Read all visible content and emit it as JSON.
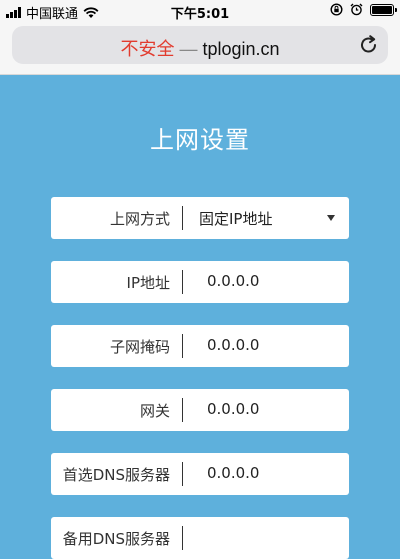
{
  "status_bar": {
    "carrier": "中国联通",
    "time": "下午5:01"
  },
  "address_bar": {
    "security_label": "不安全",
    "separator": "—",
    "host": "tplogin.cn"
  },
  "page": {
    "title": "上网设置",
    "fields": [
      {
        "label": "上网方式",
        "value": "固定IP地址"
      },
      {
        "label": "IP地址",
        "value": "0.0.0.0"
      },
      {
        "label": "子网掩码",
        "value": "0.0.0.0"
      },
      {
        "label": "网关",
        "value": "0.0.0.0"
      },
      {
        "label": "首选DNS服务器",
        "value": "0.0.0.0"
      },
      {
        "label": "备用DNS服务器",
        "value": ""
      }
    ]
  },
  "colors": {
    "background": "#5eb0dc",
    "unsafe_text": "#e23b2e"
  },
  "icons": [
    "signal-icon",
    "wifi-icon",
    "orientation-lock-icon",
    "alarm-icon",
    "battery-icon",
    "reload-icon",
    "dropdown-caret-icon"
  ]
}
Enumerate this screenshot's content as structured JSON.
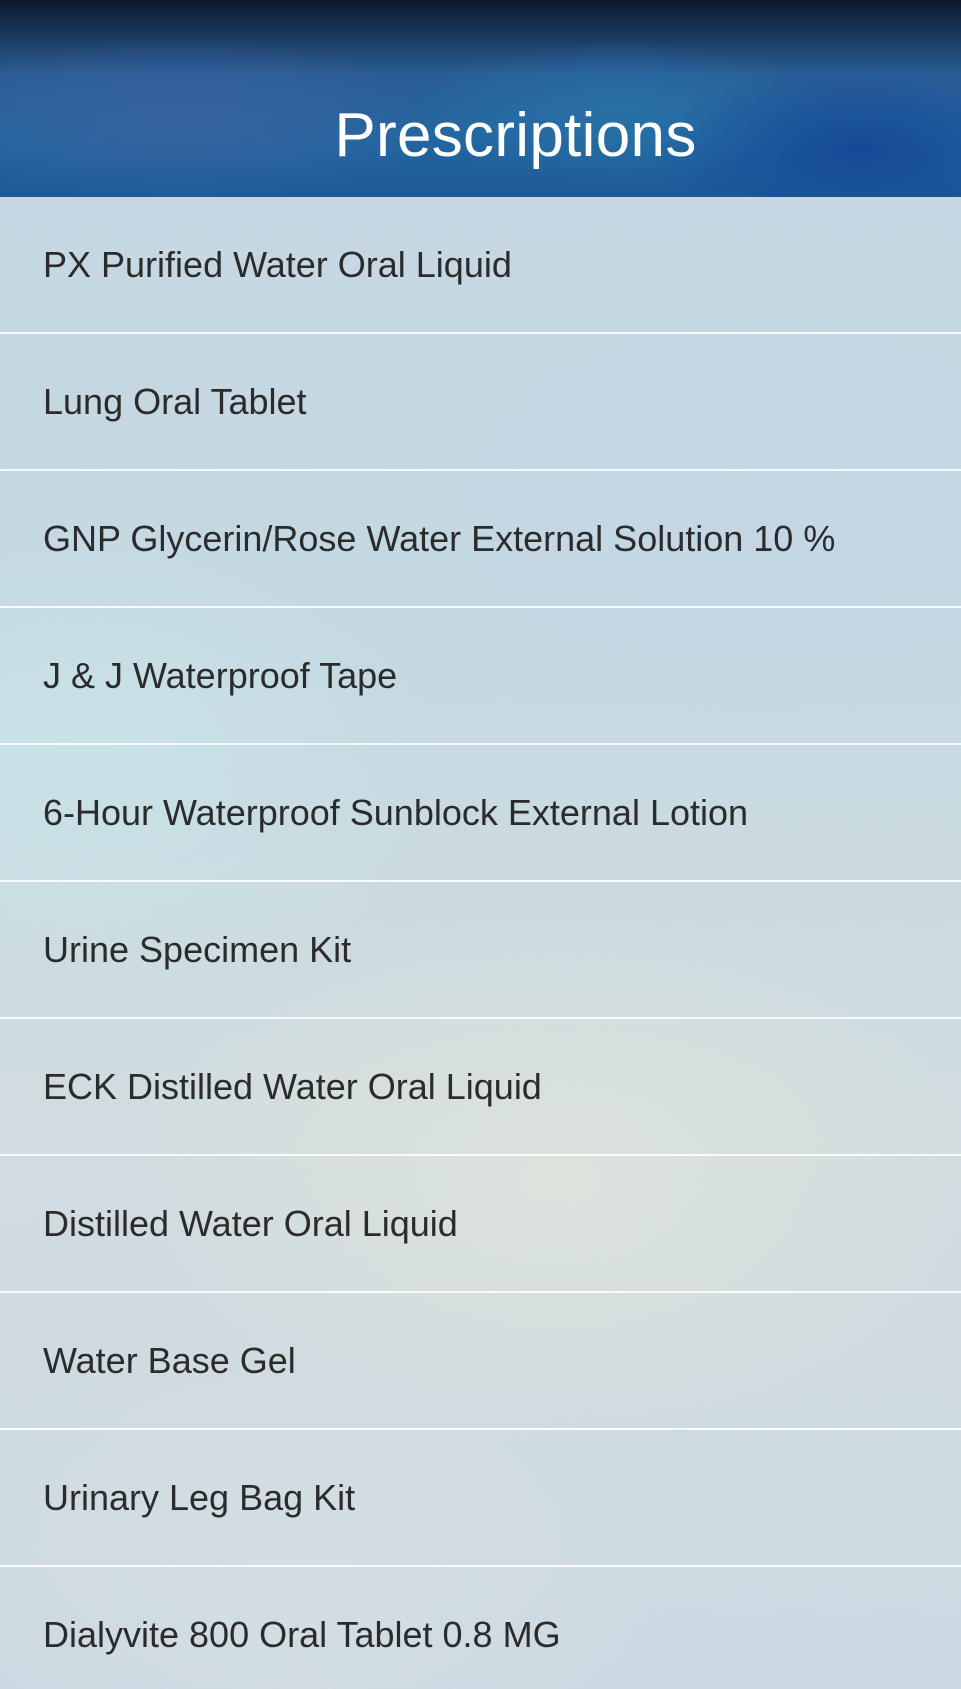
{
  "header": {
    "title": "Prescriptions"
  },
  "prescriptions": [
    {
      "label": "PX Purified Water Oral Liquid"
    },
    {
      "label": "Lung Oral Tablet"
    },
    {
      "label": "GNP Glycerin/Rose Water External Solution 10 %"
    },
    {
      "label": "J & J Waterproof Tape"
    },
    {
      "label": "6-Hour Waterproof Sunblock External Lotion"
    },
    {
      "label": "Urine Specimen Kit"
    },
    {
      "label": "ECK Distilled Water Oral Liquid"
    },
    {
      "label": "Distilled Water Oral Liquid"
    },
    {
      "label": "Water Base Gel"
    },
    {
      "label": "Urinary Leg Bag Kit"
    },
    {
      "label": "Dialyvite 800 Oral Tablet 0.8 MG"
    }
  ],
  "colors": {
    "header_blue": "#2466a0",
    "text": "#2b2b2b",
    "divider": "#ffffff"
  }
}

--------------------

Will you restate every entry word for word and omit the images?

Read all visible content and emit it as JSON.
{
  "status_bar": {
    "carrier": "中国联通",
    "time": "下午5:01"
  },
  "address_bar": {
    "security_label": "不安全",
    "separator": "—",
    "host": "tplogin.cn"
  },
  "page": {
    "title": "上网设置",
    "fields": [
      {
        "label": "上网方式",
        "value": "固定IP地址"
      },
      {
        "label": "IP地址",
        "value": "0.0.0.0"
      },
      {
        "label": "子网掩码",
        "value": "0.0.0.0"
      },
      {
        "label": "网关",
        "value": "0.0.0.0"
      },
      {
        "label": "首选DNS服务器",
        "value": "0.0.0.0"
      },
      {
        "label": "备用DNS服务器",
        "value": ""
      }
    ]
  },
  "colors": {
    "background": "#5eb0dc",
    "unsafe_text": "#e23b2e"
  },
  "icons": [
    "signal-icon",
    "wifi-icon",
    "orientation-lock-icon",
    "alarm-icon",
    "battery-icon",
    "reload-icon",
    "dropdown-caret-icon"
  ]
}
Enumerate this screenshot's content as structured JSON.
{
  "header": {
    "title": "Prescriptions"
  },
  "prescriptions": [
    {
      "label": "PX Purified Water Oral Liquid"
    },
    {
      "label": "Lung Oral Tablet"
    },
    {
      "label": "GNP Glycerin/Rose Water External Solution 10 %"
    },
    {
      "label": "J & J Waterproof Tape"
    },
    {
      "label": "6-Hour Waterproof Sunblock External Lotion"
    },
    {
      "label": "Urine Specimen Kit"
    },
    {
      "label": "ECK Distilled Water Oral Liquid"
    },
    {
      "label": "Distilled Water Oral Liquid"
    },
    {
      "label": "Water Base Gel"
    },
    {
      "label": "Urinary Leg Bag Kit"
    },
    {
      "label": "Dialyvite 800 Oral Tablet 0.8 MG"
    }
  ],
  "colors": {
    "header_blue": "#2466a0",
    "text": "#2b2b2b",
    "divider": "#ffffff"
  }
}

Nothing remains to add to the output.